━━ DATA IN THIS EXERCISE

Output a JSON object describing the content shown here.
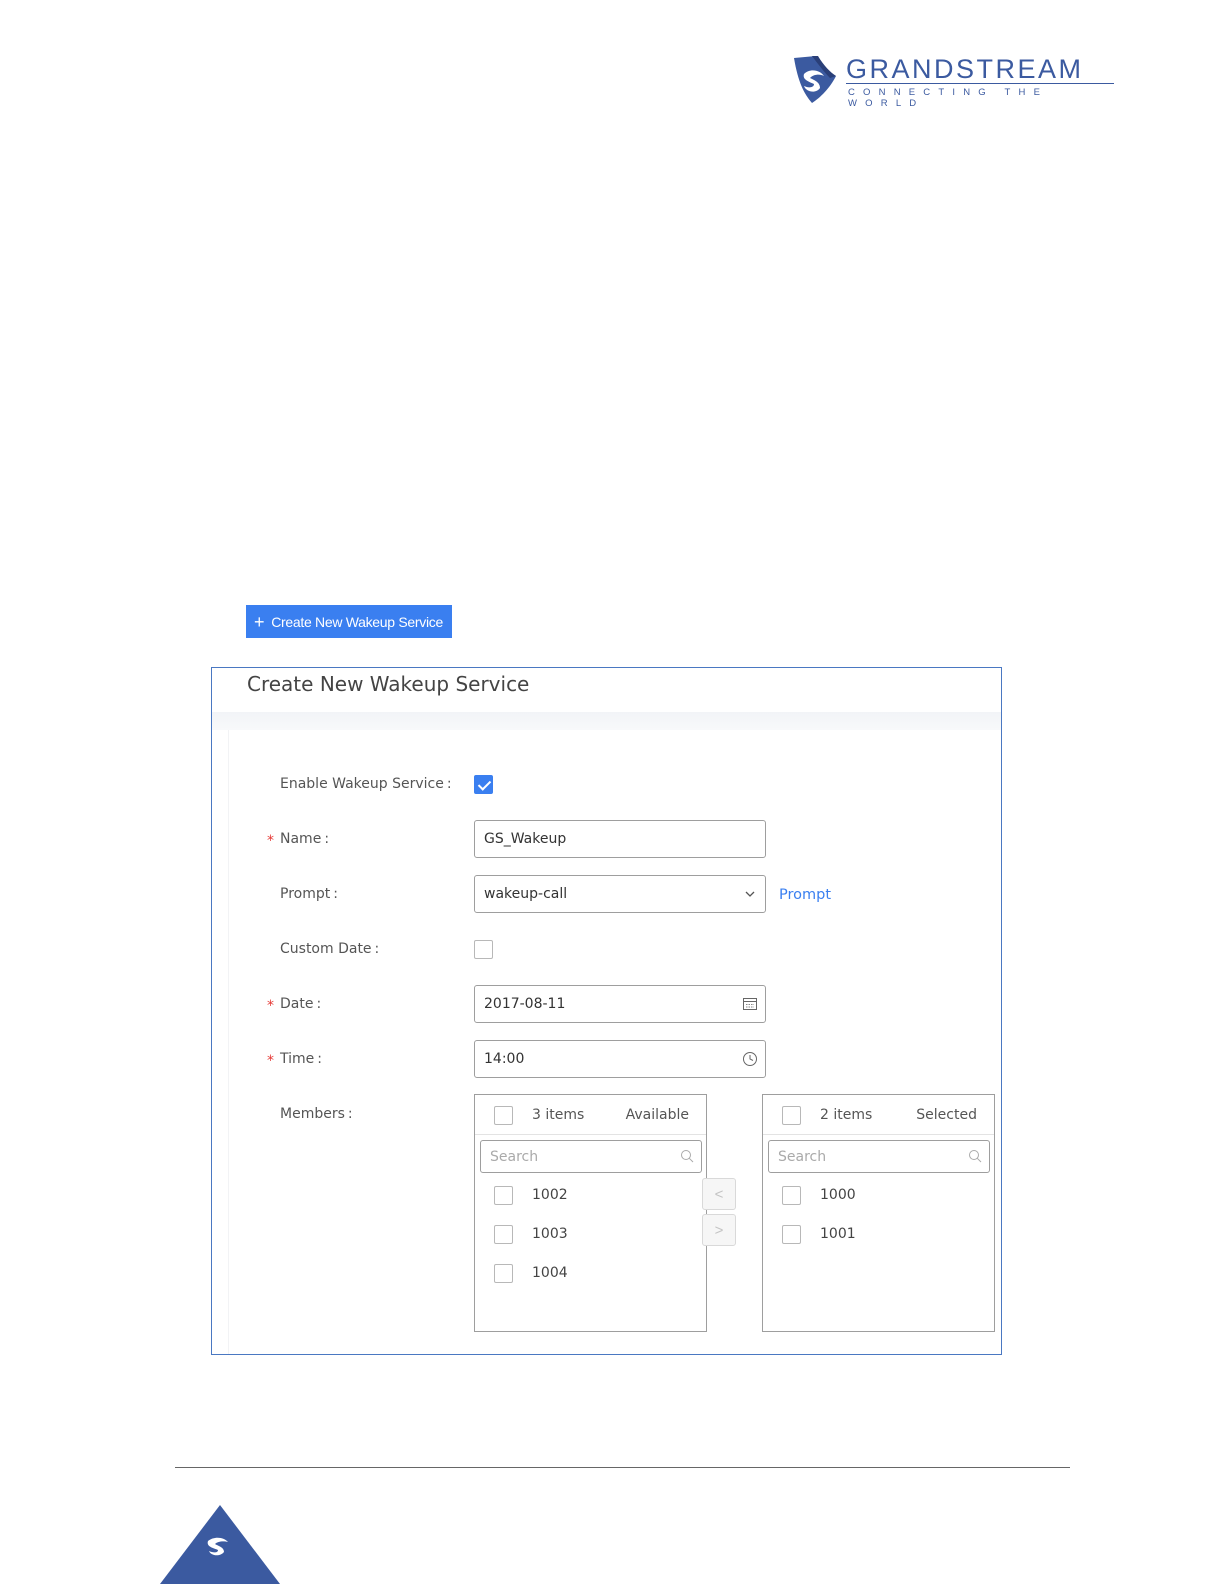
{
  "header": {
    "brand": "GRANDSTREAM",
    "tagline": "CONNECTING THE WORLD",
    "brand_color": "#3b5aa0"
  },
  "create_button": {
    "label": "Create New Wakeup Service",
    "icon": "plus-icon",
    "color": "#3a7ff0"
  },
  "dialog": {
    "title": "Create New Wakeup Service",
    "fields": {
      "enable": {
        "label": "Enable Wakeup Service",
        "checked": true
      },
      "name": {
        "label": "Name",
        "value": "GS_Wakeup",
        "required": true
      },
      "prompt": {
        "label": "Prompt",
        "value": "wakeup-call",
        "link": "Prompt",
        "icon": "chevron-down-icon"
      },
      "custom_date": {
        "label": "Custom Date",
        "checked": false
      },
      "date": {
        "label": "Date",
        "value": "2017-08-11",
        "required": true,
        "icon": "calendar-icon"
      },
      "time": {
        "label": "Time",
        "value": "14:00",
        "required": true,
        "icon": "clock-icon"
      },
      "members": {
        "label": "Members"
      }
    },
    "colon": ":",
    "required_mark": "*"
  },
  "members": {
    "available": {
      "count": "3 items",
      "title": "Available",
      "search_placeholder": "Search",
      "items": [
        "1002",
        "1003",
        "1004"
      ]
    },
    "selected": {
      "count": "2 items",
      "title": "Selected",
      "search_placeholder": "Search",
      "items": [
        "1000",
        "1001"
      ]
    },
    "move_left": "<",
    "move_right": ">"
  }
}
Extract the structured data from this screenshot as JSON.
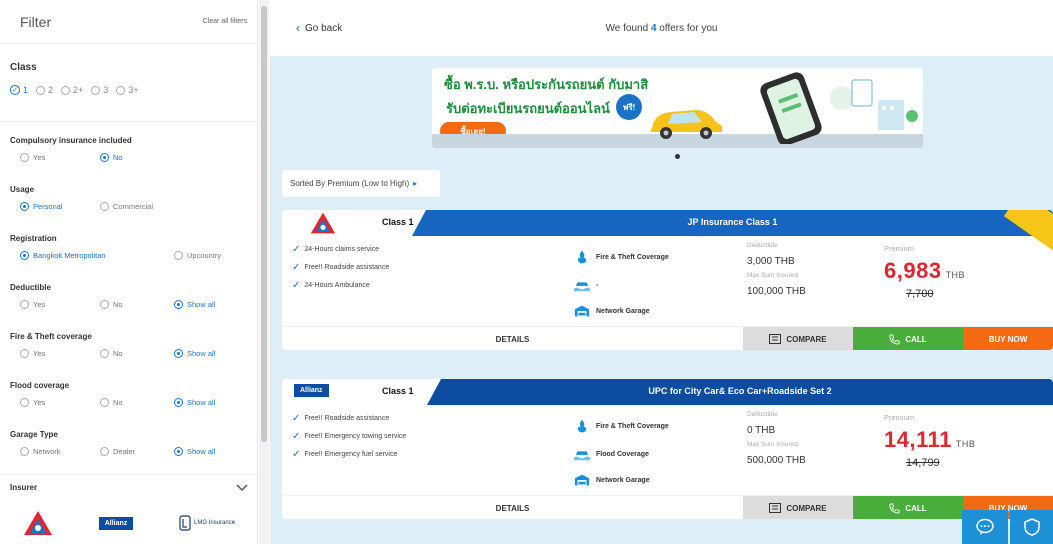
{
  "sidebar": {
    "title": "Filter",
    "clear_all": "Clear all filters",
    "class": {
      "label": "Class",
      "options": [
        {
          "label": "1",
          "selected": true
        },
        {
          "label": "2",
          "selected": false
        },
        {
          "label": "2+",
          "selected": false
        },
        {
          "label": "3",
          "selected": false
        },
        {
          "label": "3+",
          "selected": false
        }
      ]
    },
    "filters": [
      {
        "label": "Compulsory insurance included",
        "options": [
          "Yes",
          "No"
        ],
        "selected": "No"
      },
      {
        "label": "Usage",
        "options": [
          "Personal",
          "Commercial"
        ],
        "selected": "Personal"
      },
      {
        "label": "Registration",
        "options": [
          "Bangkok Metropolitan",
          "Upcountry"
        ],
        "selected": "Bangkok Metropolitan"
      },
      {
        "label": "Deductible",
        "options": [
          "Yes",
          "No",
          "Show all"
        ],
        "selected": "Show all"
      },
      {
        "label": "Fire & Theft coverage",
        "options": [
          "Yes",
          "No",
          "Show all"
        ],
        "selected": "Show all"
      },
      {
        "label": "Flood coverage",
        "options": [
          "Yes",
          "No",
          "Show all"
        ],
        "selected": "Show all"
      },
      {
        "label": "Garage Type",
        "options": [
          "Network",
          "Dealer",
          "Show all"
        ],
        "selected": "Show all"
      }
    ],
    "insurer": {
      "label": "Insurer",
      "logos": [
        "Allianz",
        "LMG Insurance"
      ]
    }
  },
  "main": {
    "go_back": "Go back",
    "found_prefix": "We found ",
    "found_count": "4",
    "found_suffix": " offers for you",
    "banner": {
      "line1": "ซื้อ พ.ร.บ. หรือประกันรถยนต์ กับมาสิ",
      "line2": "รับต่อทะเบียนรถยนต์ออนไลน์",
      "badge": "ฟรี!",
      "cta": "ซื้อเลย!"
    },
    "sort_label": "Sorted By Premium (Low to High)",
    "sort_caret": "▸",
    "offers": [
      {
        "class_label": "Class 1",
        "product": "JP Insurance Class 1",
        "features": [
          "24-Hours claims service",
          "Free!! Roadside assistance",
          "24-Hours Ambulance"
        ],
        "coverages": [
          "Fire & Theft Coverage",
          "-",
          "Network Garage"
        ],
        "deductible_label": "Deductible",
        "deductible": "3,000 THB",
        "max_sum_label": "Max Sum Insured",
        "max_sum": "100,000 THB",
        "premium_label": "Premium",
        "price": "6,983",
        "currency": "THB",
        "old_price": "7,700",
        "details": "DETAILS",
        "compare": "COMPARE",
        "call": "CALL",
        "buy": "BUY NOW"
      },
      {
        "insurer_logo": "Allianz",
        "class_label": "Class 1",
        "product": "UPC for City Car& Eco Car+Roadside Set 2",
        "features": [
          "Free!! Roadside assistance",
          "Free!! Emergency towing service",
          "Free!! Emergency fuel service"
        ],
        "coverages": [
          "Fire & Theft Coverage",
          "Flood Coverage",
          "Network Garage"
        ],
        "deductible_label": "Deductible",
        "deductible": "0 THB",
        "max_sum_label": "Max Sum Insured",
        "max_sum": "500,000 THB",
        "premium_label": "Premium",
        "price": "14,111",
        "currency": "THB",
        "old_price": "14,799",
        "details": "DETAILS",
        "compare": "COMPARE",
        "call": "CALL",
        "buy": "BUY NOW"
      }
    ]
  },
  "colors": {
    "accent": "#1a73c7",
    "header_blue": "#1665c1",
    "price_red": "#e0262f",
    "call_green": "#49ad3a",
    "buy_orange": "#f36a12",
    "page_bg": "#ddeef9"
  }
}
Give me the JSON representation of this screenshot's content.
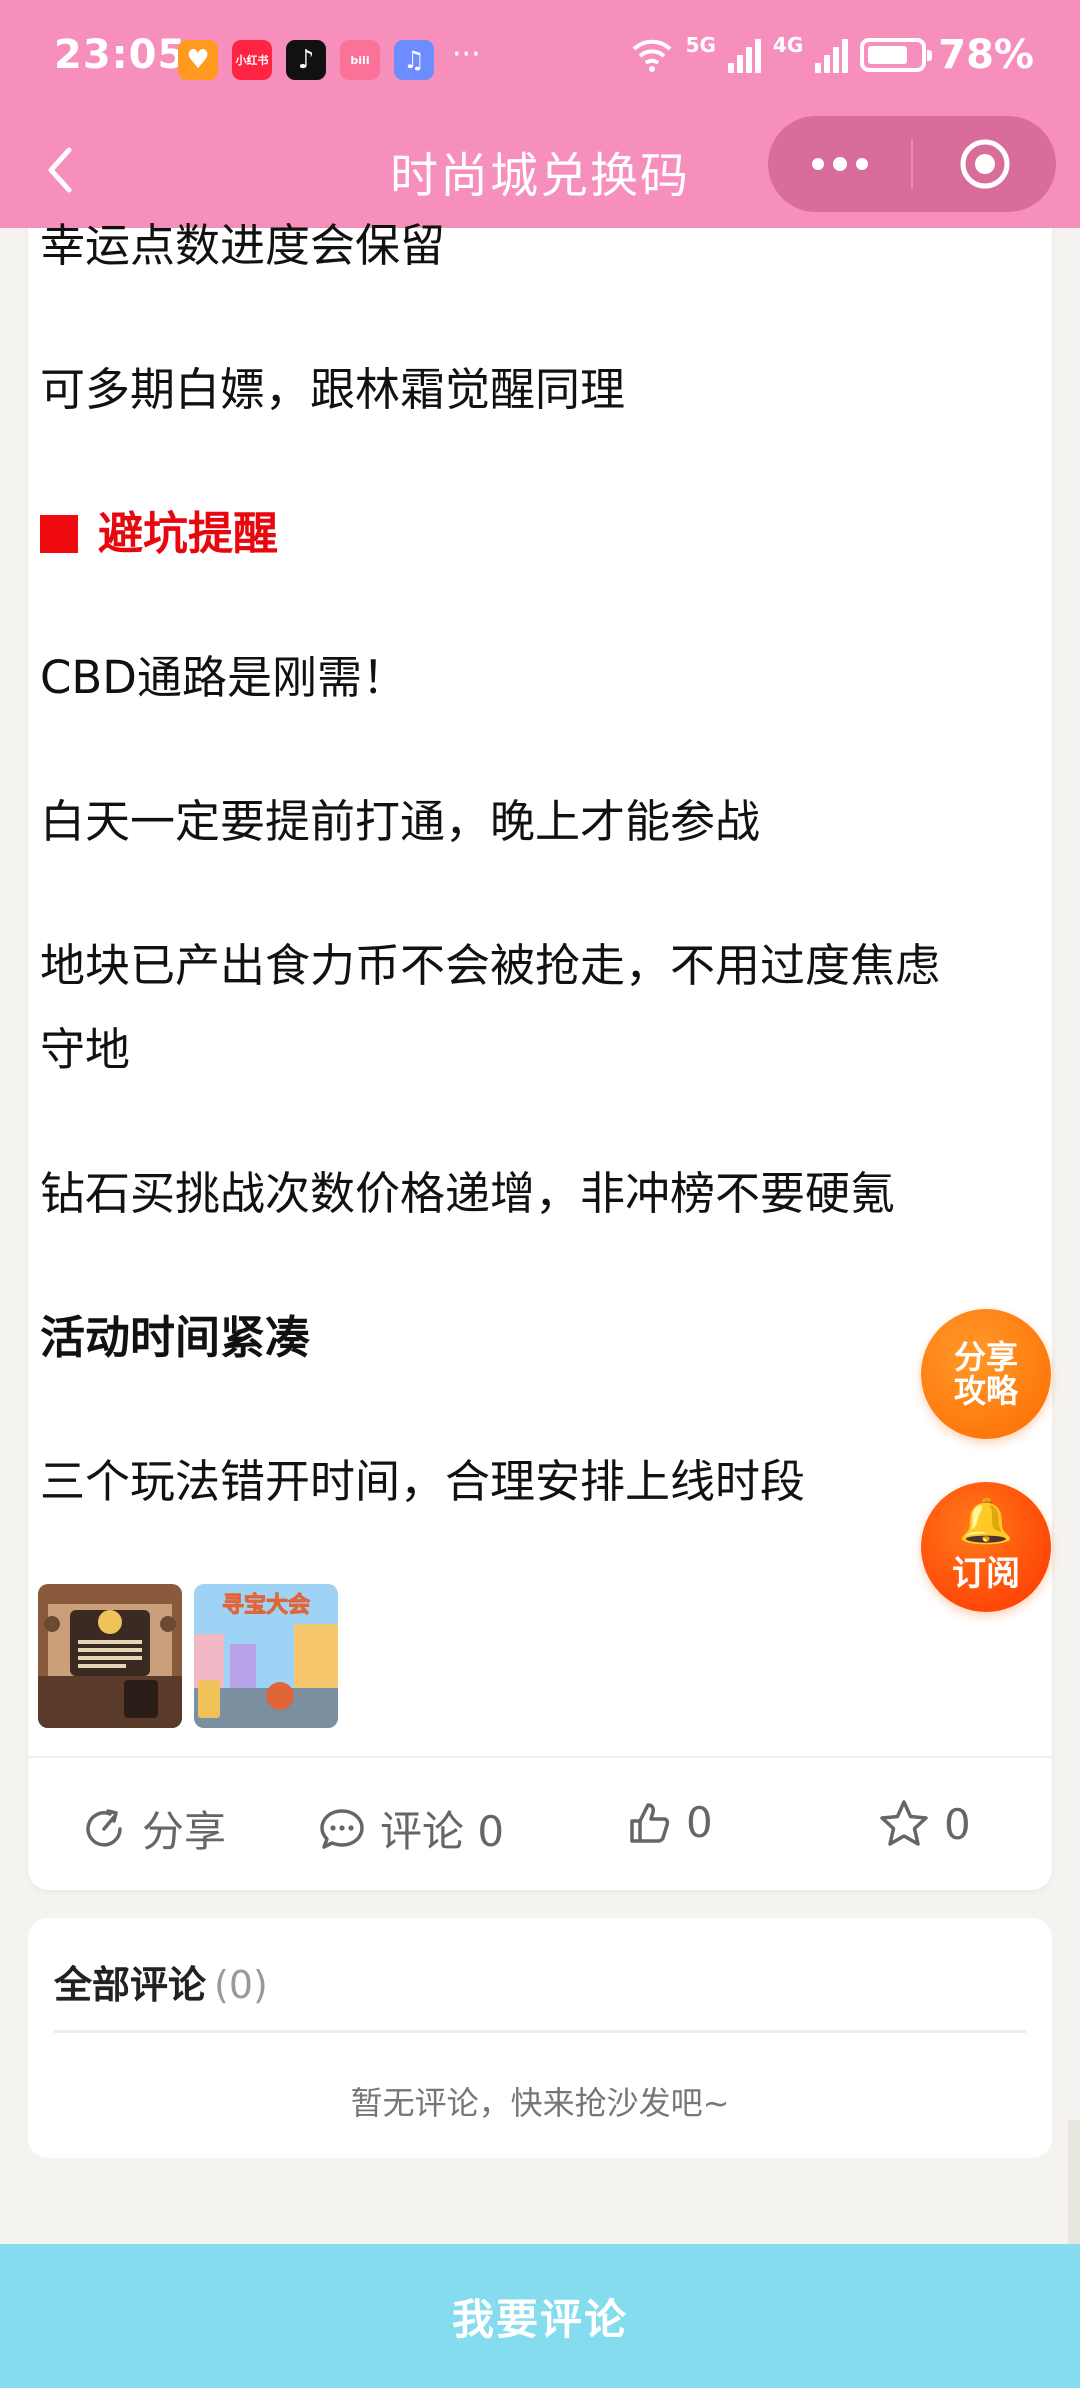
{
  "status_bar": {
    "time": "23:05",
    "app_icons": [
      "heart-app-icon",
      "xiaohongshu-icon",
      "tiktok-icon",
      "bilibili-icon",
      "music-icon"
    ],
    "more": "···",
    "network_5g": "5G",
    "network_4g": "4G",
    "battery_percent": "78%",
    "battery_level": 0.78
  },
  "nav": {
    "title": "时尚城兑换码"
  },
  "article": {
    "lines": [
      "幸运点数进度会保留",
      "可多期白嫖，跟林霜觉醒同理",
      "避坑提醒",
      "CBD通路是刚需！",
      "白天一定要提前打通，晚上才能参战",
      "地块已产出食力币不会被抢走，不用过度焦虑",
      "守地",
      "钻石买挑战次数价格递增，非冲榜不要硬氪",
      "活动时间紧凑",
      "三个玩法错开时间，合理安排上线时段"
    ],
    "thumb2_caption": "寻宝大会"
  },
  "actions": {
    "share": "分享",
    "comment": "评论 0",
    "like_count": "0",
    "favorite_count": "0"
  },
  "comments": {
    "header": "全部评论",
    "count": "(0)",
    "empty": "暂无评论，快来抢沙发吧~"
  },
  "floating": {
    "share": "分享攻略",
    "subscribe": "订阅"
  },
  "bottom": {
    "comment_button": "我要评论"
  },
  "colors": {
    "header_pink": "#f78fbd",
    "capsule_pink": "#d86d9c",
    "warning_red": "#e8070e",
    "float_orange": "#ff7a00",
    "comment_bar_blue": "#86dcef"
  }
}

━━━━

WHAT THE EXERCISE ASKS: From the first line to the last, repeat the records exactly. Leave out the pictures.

ANSWER FOR THIS EXERCISE:
Output a JSON object describing the content shown here.
{
  "header": {
    "brand": "GRANDSTREAM",
    "tagline": "CONNECTING THE WORLD",
    "brand_color": "#3b5aa0"
  },
  "create_button": {
    "label": "Create New Wakeup Service",
    "icon": "plus-icon",
    "color": "#3a7ff0"
  },
  "dialog": {
    "title": "Create New Wakeup Service",
    "fields": {
      "enable": {
        "label": "Enable Wakeup Service",
        "checked": true
      },
      "name": {
        "label": "Name",
        "value": "GS_Wakeup",
        "required": true
      },
      "prompt": {
        "label": "Prompt",
        "value": "wakeup-call",
        "link": "Prompt",
        "icon": "chevron-down-icon"
      },
      "custom_date": {
        "label": "Custom Date",
        "checked": false
      },
      "date": {
        "label": "Date",
        "value": "2017-08-11",
        "required": true,
        "icon": "calendar-icon"
      },
      "time": {
        "label": "Time",
        "value": "14:00",
        "required": true,
        "icon": "clock-icon"
      },
      "members": {
        "label": "Members"
      }
    },
    "colon": ":",
    "required_mark": "*"
  },
  "members": {
    "available": {
      "count": "3 items",
      "title": "Available",
      "search_placeholder": "Search",
      "items": [
        "1002",
        "1003",
        "1004"
      ]
    },
    "selected": {
      "count": "2 items",
      "title": "Selected",
      "search_placeholder": "Search",
      "items": [
        "1000",
        "1001"
      ]
    },
    "move_left": "<",
    "move_right": ">"
  }
}
Extract the structured data from this screenshot as JSON.
{
  "sidebar": {
    "title": "Filter",
    "clear_all": "Clear all filters",
    "class": {
      "label": "Class",
      "options": [
        {
          "label": "1",
          "selected": true
        },
        {
          "label": "2",
          "selected": false
        },
        {
          "label": "2+",
          "selected": false
        },
        {
          "label": "3",
          "selected": false
        },
        {
          "label": "3+",
          "selected": false
        }
      ]
    },
    "filters": [
      {
        "label": "Compulsory insurance included",
        "options": [
          "Yes",
          "No"
        ],
        "selected": "No"
      },
      {
        "label": "Usage",
        "options": [
          "Personal",
          "Commercial"
        ],
        "selected": "Personal"
      },
      {
        "label": "Registration",
        "options": [
          "Bangkok Metropolitan",
          "Upcountry"
        ],
        "selected": "Bangkok Metropolitan"
      },
      {
        "label": "Deductible",
        "options": [
          "Yes",
          "No",
          "Show all"
        ],
        "selected": "Show all"
      },
      {
        "label": "Fire & Theft coverage",
        "options": [
          "Yes",
          "No",
          "Show all"
        ],
        "selected": "Show all"
      },
      {
        "label": "Flood coverage",
        "options": [
          "Yes",
          "No",
          "Show all"
        ],
        "selected": "Show all"
      },
      {
        "label": "Garage Type",
        "options": [
          "Network",
          "Dealer",
          "Show all"
        ],
        "selected": "Show all"
      }
    ],
    "insurer": {
      "label": "Insurer",
      "logos": [
        "Allianz",
        "LMG Insurance"
      ]
    }
  },
  "main": {
    "go_back": "Go back",
    "found_prefix": "We found ",
    "found_count": "4",
    "found_suffix": " offers for you",
    "banner": {
      "line1": "ซื้อ พ.ร.บ. หรือประกันรถยนต์ กับมาสิ",
      "line2": "รับต่อทะเบียนรถยนต์ออนไลน์",
      "badge": "ฟรี!",
      "cta": "ซื้อเลย!"
    },
    "sort_label": "Sorted By Premium (Low to High)",
    "sort_caret": "▸",
    "offers": [
      {
        "class_label": "Class 1",
        "product": "JP Insurance Class 1",
        "features": [
          "24-Hours claims service",
          "Free!! Roadside assistance",
          "24-Hours Ambulance"
        ],
        "coverages": [
          "Fire & Theft Coverage",
          "-",
          "Network Garage"
        ],
        "deductible_label": "Deductible",
        "deductible": "3,000 THB",
        "max_sum_label": "Max Sum Insured",
        "max_sum": "100,000 THB",
        "premium_label": "Premium",
        "price": "6,983",
        "currency": "THB",
        "old_price": "7,700",
        "details": "DETAILS",
        "compare": "COMPARE",
        "call": "CALL",
        "buy": "BUY NOW"
      },
      {
        "insurer_logo": "Allianz",
        "class_label": "Class 1",
        "product": "UPC for City Car& Eco Car+Roadside Set 2",
        "features": [
          "Free!! Roadside assistance",
          "Free!! Emergency towing service",
          "Free!! Emergency fuel service"
        ],
        "coverages": [
          "Fire & Theft Coverage",
          "Flood Coverage",
          "Network Garage"
        ],
        "deductible_label": "Deductible",
        "deductible": "0 THB",
        "max_sum_label": "Max Sum Insured",
        "max_sum": "500,000 THB",
        "premium_label": "Premium",
        "price": "14,111",
        "currency": "THB",
        "old_price": "14,799",
        "details": "DETAILS",
        "compare": "COMPARE",
        "call": "CALL",
        "buy": "BUY NOW"
      }
    ]
  },
  "colors": {
    "accent": "#1a73c7",
    "header_blue": "#1665c1",
    "price_red": "#e0262f",
    "call_green": "#49ad3a",
    "buy_orange": "#f36a12",
    "page_bg": "#ddeef9"
  }
}
Give me the JSON representation of this screenshot's content.
{
  "status_bar": {
    "time": "23:05",
    "app_icons": [
      "heart-app-icon",
      "xiaohongshu-icon",
      "tiktok-icon",
      "bilibili-icon",
      "music-icon"
    ],
    "more": "···",
    "network_5g": "5G",
    "network_4g": "4G",
    "battery_percent": "78%",
    "battery_level": 0.78
  },
  "nav": {
    "title": "时尚城兑换码"
  },
  "article": {
    "lines": [
      "幸运点数进度会保留",
      "可多期白嫖，跟林霜觉醒同理",
      "避坑提醒",
      "CBD通路是刚需！",
      "白天一定要提前打通，晚上才能参战",
      "地块已产出食力币不会被抢走，不用过度焦虑",
      "守地",
      "钻石买挑战次数价格递增，非冲榜不要硬氪",
      "活动时间紧凑",
      "三个玩法错开时间，合理安排上线时段"
    ],
    "thumb2_caption": "寻宝大会"
  },
  "actions": {
    "share": "分享",
    "comment": "评论 0",
    "like_count": "0",
    "favorite_count": "0"
  },
  "comments": {
    "header": "全部评论",
    "count": "(0)",
    "empty": "暂无评论，快来抢沙发吧~"
  },
  "floating": {
    "share": "分享攻略",
    "subscribe": "订阅"
  },
  "bottom": {
    "comment_button": "我要评论"
  },
  "colors": {
    "header_pink": "#f78fbd",
    "capsule_pink": "#d86d9c",
    "warning_red": "#e8070e",
    "float_orange": "#ff7a00",
    "comment_bar_blue": "#86dcef"
  }
}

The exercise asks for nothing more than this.